_DATA SUPPLIED_
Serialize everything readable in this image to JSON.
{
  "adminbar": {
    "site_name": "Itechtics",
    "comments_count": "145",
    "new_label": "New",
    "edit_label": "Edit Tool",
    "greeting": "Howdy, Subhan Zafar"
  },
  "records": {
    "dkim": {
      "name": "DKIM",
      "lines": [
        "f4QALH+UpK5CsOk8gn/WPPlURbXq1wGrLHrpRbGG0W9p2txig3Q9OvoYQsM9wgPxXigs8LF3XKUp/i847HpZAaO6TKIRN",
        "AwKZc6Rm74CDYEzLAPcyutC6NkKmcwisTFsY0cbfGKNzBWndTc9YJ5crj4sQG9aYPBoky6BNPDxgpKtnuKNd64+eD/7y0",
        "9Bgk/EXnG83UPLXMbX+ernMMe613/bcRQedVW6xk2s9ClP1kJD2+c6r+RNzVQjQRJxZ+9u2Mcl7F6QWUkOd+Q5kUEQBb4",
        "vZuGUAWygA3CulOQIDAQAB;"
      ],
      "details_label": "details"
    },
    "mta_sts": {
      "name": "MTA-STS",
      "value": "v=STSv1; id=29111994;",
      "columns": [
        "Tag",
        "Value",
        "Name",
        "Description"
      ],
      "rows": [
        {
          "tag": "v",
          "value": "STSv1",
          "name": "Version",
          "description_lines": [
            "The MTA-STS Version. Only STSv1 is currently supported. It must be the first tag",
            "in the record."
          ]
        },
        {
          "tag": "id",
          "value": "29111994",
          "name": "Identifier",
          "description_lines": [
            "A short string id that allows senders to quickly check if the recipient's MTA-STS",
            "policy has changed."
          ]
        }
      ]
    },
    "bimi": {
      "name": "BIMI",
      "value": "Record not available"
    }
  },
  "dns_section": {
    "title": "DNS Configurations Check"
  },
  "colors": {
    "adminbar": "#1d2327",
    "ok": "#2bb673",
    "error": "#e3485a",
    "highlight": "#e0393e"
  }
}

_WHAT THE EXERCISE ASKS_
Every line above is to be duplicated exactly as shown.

_TASK OUTPUT_
Serialize everything readable in this image to JSON.
{
  "adminbar": {
    "site_name": "Itechtics",
    "comments_count": "145",
    "new_label": "New",
    "edit_label": "Edit Tool",
    "greeting": "Howdy, Subhan Zafar"
  },
  "records": {
    "dkim": {
      "name": "DKIM",
      "lines": [
        "f4QALH+UpK5CsOk8gn/WPPlURbXq1wGrLHrpRbGG0W9p2txig3Q9OvoYQsM9wgPxXigs8LF3XKUp/i847HpZAaO6TKIRN",
        "AwKZc6Rm74CDYEzLAPcyutC6NkKmcwisTFsY0cbfGKNzBWndTc9YJ5crj4sQG9aYPBoky6BNPDxgpKtnuKNd64+eD/7y0",
        "9Bgk/EXnG83UPLXMbX+ernMMe613/bcRQedVW6xk2s9ClP1kJD2+c6r+RNzVQjQRJxZ+9u2Mcl7F6QWUkOd+Q5kUEQBb4",
        "vZuGUAWygA3CulOQIDAQAB;"
      ],
      "details_label": "details"
    },
    "mta_sts": {
      "name": "MTA-STS",
      "value": "v=STSv1; id=29111994;",
      "columns": [
        "Tag",
        "Value",
        "Name",
        "Description"
      ],
      "rows": [
        {
          "tag": "v",
          "value": "STSv1",
          "name": "Version",
          "description_lines": [
            "The MTA-STS Version. Only STSv1 is currently supported. It must be the first tag",
            "in the record."
          ]
        },
        {
          "tag": "id",
          "value": "29111994",
          "name": "Identifier",
          "description_lines": [
            "A short string id that allows senders to quickly check if the recipient's MTA-STS",
            "policy has changed."
          ]
        }
      ]
    },
    "bimi": {
      "name": "BIMI",
      "value": "Record not available"
    }
  },
  "dns_section": {
    "title": "DNS Configurations Check"
  },
  "colors": {
    "adminbar": "#1d2327",
    "ok": "#2bb673",
    "error": "#e3485a",
    "highlight": "#e0393e"
  }
}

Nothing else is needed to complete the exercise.